29. Rh4+ [sic, means 29. Rg5+] and mates in six moves (see Handbook, p.467.)

28

Rg5+

If 28. Bd4 then Black prolongs the game by 28. ... Rb7.

Kh7

If 28. ... Kf8 then
29. Bd6+ Ke8
30. Ke6 and wins.

29

Rg7+

Kh8

If 29. ... Kh6 then
30. Bf4+ and wins.

30

Ra7

Rb6+

31

Kf7+

Kh7

32

Bf4

The position is now similar to that after White’s 12th move, and would be drawn if White had to play first.

Rb4

If 32. ... Rb6

or 32. ... Rb7

or 32. ... Rb8 then
33. Ra6 Rb7+
34. Kf8 and wins.

33

Kf6+

Kg8

34

Ra8+

Kh7

35

Be5

Rb1

If 35. ... Rg4 then
36. Ra1 wins.

36

Ra7+

Kg8

If 36. ... Kh6 then
37. Bf4+ Kh5
38. Kf5 and wins.

37

Bd4

Rf1+

If 37. ... Re1

or 37. ...Rc1 then
38. Ra8+ Kh7
39. Kf5 and wins.

If. 37. ...Rd1 then
38. Ra8+ Kh7
39. Rd8 and wins.

If 37. ... Rb3 then
38. Ke6 with an easily-won game.

If 37. ...Rb5 then
38. Kg6 Kf8
39. Bf6 Ke8
40. Re7+ Kf8
41. Rd7 Rb8
42. Rh7 and wins Rook.

38

Ke6

Rf7

If 38. ... Rf8 then
39. Rg7+ Kh8
40. Rc7+ Kg8
41. Be5 Re8+
42. Kf5 and soon wins Rook.

39

Ra1

Rf8

If 39. ... Rf5 then
40. Be5 and wins.

If 39. ... Rb7

or 39. ... Rc7 then
40. Ra8+ Kh7
41. Kf5 and wins.

40

Rh1

Re8+

41

Kf6

Re2

If 41. ... Rd8 then
42. Be5 with a won position.
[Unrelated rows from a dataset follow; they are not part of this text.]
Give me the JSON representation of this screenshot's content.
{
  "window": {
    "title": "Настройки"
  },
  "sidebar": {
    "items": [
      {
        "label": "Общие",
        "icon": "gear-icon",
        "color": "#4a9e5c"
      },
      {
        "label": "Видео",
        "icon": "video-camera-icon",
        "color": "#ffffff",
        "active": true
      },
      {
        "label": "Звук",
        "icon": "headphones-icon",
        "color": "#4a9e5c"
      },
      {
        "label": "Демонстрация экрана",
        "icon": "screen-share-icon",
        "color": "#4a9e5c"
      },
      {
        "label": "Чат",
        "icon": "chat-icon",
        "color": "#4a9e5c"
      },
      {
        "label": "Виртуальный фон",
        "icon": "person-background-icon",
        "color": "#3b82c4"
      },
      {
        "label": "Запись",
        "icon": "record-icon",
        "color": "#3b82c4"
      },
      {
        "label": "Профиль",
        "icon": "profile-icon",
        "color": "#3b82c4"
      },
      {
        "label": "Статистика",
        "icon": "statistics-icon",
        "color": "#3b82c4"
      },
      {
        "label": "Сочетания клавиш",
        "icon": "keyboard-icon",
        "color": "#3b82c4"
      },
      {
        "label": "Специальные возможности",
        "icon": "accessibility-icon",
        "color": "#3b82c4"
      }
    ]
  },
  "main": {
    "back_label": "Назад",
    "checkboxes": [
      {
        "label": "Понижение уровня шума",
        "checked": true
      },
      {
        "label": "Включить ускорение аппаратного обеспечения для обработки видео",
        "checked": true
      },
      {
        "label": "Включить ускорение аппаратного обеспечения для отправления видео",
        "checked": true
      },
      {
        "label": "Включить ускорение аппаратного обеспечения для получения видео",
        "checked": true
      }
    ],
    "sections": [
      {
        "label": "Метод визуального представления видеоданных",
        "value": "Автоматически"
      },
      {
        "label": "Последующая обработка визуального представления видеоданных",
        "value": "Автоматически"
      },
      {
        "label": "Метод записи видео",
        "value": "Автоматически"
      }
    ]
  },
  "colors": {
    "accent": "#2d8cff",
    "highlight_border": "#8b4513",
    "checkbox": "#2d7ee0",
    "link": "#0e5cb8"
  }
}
42

Rg1+

Kf8

If 42. ... Kh7 then
43. Kf7, as in last note to move 37.

43

Be5

Rf2+

44

Ke6

Ke8

It is now a variety of the celebrated “Philidor” position, a complete analysis of which is given in Mr. Staunton’s Handbook, pp. 449, 450, and 451, so that further notes to the moves below are not necessary.

45

Ra1

Rd2

46

Ra7

Rd1

47

Rg7

Rf1

48

Bg3

Rf3

49

Bd6

Re3+

50

Be5

Rf3

51

Re7+

Kf8

52

Ra7

Kg8

53

Rg7+

Kf8

54

Rg4

Re3

55

Rh4

Rxe5+

56

Kxe5

Kf7

57

Rg4

Ke7

58

Rg7+

Kf8

59

Rd7

Ke8

60

Ke6

Kf8

61

Kf6

Kg8

62

Rd8+

Kh7

63

Ra8

Kh6

64

Rh8 and mates

 

Ken Whyld’s Oxford Encyclopedia of Chess quotes the position as a left-right mirror image of the original, and gives a 57-move main line (with no variations) diverging from the above at White’s 39th move, as follows (inverting files back to match the above):

39. Rg7+ Kh8 40. Rc7+ Kg8 41. Be5 Rf2 42. Rg7+ Kf8 43. Rh7 Ke8 44. Rc7 Rd2 45. Rb7 Rd1 46. Rg7 Rf1 47. Bg3 Rf3 48. Bd6 Re3+
49. Be5 Rf3 50. Re7+ Kf8 51. Rc7 Kg8 52. Rg7+ Kf8 53. Rg4 Ke8 54. Bf4 Kf8 55. Bd6+ Ke8 56. Rg8+ Rf8 57. Rxf8#.

Whyld’s line was probably a computer-generated improvement, though he doesn’t say so.

 

 

Created

30/12/2012

Copyright © 2012, 2013 Stephen John Mann

Last Updated

01/01/2013